How does IBM plan to quarantine Unix?
As part of the five-layer AD/Cycle, IBM has made a declaration of intent to include knowledge-based systems in layer three. Healey said that he was aware that IBM was working with other unnamed companies to develop pro forma or skeletal designs for applications that will be kept in the repository. This would lead to more stable platforms, reduce design efforts, and has to be considered a step in the right direction at a time when software re-use is still off the cuff. Something that intrigued Healey was how IBM would police programmers moving such designs, written in Cobol, across to Unix via the relevant compiler…? Healey also thought it significant that IBM had announced CSP/370 Runtime, arguing that this was the first time IBM had attempted a code generator, and that following this statement CSP could well become the standard fourth generation language.
A rose by any other name…
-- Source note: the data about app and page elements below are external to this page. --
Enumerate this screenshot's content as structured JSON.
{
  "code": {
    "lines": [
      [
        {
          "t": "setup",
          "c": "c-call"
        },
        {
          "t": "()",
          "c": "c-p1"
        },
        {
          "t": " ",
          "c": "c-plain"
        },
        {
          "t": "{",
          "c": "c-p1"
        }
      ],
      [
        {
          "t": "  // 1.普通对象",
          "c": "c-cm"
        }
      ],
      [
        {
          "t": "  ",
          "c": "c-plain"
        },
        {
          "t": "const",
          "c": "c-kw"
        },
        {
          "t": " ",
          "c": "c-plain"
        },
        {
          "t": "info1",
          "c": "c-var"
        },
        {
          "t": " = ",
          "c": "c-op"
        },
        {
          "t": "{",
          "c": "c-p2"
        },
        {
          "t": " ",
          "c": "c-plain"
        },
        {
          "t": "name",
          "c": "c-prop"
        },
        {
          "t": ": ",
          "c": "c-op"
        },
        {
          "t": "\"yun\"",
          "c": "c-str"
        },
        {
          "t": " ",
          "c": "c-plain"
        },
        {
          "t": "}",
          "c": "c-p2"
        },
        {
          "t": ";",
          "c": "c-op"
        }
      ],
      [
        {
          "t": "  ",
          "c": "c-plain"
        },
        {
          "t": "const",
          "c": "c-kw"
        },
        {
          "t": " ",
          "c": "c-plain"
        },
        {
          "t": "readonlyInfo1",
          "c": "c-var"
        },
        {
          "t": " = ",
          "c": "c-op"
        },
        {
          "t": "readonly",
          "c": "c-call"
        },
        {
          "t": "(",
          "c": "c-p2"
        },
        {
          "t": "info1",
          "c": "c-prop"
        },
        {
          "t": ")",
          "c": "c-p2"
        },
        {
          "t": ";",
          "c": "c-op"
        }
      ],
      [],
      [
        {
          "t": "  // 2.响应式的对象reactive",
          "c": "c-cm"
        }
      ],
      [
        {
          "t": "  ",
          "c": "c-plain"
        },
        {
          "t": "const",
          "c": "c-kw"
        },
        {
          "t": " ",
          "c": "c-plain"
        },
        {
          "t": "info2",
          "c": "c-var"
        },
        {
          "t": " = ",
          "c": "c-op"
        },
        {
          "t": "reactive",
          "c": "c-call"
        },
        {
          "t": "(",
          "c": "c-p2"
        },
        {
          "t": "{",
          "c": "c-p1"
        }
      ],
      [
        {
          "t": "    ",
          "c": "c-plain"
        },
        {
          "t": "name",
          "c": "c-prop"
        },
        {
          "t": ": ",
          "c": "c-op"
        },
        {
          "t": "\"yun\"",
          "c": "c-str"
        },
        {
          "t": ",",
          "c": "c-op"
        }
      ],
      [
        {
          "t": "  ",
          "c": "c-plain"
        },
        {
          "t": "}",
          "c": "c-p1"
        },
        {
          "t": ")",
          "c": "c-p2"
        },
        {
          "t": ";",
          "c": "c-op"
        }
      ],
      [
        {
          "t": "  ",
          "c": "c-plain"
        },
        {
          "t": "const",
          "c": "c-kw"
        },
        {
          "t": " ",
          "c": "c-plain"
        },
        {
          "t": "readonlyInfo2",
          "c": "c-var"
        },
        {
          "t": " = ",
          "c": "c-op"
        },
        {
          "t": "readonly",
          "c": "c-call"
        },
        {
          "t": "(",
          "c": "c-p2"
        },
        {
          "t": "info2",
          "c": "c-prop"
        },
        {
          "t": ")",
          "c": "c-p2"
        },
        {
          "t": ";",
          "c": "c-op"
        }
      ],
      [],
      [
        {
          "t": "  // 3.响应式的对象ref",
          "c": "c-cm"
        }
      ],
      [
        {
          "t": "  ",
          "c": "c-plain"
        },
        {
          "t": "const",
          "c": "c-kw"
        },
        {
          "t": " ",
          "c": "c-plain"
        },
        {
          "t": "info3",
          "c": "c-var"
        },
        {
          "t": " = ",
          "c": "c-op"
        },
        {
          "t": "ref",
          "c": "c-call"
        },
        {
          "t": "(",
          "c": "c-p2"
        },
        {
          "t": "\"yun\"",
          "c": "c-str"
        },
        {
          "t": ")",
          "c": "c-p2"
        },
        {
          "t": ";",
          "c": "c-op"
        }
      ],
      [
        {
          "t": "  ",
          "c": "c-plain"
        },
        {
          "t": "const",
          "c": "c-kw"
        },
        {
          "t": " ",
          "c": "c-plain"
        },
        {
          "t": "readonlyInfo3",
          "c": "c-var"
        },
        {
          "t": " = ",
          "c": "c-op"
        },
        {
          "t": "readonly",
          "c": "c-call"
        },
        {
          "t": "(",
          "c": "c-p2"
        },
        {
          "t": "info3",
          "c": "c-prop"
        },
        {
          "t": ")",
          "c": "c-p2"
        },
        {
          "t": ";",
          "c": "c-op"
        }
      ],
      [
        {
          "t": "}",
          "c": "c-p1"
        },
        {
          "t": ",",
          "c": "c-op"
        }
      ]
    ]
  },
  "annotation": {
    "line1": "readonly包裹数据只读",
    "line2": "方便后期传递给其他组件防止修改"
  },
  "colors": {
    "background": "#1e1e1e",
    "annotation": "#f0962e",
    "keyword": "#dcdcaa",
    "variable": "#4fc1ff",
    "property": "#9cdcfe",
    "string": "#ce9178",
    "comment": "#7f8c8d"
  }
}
Finally, a rider to initial responses to the AD/Cycle: nobody at the seminar believed IBM spent a great deal of time dreaming up the brand name, whatever IBM says about the matter. After all, what company really wants to submerge a new product in toilet humour? But there we are, the repository is already known as the suppository – AD/Cycle only adds to the problem. – Katy Ring